**Supplied entries**
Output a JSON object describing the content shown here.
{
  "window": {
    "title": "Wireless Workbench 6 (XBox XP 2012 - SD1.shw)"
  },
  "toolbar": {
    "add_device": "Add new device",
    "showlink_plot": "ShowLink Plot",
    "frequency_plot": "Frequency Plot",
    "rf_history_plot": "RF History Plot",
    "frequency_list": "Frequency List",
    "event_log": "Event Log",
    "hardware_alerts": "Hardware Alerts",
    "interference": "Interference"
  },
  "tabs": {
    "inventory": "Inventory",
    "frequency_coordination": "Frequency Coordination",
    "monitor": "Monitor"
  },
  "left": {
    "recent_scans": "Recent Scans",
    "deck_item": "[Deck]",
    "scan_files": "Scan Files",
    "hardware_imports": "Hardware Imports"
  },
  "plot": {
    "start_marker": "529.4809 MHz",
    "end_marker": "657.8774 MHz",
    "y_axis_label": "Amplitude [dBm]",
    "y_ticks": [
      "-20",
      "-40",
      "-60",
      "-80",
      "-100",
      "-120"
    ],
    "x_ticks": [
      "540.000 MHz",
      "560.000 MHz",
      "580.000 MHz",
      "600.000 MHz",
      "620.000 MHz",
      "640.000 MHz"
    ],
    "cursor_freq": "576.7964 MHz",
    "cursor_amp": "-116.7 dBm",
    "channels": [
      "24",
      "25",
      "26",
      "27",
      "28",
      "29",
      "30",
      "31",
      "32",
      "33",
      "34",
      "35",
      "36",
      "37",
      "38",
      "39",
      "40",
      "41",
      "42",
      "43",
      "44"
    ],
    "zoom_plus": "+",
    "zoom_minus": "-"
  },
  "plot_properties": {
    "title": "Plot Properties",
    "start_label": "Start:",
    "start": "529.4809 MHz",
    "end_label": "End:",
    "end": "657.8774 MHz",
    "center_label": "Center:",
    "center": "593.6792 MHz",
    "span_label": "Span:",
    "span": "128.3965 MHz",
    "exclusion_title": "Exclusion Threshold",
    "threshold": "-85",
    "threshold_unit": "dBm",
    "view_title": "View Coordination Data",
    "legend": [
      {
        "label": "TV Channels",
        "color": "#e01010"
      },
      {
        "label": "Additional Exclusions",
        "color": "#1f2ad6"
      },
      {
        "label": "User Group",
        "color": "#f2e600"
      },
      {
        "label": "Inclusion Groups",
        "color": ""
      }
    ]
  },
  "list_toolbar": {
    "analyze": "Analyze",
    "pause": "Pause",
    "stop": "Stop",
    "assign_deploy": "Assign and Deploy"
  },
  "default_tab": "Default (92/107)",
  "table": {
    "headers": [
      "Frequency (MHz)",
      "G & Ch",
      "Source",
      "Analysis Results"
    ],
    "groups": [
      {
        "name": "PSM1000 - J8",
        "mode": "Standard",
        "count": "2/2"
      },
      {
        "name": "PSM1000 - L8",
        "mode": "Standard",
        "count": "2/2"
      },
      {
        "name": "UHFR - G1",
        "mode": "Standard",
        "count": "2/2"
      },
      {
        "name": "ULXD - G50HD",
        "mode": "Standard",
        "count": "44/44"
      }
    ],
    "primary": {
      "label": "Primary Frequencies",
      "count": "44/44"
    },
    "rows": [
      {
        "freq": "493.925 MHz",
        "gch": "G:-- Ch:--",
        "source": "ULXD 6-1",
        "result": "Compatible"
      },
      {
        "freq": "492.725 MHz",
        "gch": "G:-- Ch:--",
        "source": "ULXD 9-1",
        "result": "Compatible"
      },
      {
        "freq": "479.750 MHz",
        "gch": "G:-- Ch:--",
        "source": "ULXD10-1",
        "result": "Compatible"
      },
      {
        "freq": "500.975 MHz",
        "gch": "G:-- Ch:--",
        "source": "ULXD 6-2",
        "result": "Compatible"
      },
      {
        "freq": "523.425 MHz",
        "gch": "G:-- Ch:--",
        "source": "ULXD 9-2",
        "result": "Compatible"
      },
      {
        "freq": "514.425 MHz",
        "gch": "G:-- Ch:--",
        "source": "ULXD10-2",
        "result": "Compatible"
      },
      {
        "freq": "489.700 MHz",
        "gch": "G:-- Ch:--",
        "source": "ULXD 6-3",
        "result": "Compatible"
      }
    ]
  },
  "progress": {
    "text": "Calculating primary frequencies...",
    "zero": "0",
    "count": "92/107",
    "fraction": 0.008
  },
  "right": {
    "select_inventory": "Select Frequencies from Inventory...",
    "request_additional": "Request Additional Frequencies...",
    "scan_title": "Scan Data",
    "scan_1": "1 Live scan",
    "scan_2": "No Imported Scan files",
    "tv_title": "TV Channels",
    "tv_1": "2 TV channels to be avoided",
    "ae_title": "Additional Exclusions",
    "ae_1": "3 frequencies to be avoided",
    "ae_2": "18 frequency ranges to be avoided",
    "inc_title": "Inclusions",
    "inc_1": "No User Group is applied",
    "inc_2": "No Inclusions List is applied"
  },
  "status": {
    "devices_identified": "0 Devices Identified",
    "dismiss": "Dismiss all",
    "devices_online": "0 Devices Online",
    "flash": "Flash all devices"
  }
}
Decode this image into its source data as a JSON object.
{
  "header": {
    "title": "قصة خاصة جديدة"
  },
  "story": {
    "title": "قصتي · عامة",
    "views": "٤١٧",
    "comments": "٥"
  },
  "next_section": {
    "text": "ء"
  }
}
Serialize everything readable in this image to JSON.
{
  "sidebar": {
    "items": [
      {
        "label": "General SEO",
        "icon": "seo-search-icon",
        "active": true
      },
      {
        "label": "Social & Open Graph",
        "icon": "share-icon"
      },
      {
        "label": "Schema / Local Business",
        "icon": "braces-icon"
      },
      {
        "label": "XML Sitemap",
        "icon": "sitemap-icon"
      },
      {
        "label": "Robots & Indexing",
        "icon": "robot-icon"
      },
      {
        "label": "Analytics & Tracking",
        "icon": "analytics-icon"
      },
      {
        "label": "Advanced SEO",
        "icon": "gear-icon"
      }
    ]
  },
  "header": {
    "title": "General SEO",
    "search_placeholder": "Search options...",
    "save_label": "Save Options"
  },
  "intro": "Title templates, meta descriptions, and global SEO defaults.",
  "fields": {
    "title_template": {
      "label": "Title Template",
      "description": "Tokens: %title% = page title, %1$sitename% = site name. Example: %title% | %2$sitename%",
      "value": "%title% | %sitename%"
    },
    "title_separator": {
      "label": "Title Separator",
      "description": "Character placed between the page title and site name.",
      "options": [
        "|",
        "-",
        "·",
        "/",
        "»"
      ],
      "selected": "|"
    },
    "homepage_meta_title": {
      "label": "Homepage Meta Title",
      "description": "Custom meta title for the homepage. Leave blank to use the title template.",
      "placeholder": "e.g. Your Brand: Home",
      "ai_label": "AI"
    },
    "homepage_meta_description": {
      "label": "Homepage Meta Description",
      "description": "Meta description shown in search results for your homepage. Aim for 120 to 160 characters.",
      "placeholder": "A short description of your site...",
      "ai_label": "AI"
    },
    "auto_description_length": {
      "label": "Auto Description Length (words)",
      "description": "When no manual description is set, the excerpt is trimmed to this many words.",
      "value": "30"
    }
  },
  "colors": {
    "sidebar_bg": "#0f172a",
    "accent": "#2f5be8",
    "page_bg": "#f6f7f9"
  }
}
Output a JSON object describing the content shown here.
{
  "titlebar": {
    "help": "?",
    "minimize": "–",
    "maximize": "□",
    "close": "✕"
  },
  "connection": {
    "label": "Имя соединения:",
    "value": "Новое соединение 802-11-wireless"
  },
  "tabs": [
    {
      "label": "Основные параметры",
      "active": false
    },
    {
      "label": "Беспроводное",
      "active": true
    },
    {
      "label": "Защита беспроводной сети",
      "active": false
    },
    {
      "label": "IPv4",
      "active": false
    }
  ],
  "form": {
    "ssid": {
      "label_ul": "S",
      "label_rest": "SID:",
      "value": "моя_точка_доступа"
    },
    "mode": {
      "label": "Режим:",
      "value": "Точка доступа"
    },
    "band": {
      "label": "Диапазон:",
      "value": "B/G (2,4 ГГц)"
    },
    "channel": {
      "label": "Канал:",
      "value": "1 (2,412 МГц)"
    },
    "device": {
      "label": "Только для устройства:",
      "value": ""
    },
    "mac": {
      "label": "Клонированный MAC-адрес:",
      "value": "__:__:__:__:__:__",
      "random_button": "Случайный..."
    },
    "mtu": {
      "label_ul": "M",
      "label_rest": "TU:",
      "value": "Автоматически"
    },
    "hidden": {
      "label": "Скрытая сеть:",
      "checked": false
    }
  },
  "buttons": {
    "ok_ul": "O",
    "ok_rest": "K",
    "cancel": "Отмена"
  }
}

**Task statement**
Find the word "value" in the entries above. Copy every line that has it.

**Solution for this problem**
      "value": "%title% | %sitename%"
      "value": "30"
    "value": "Новое соединение 802-11-wireless"
      "value": "моя_точка_доступа"
      "value": "Точка доступа"
      "value": "B/G (2,4 ГГц)"
      "value": "1 (2,412 МГц)"
      "value": ""
      "value": "__:__:__:__:__:__",
      "value": "Автоматически"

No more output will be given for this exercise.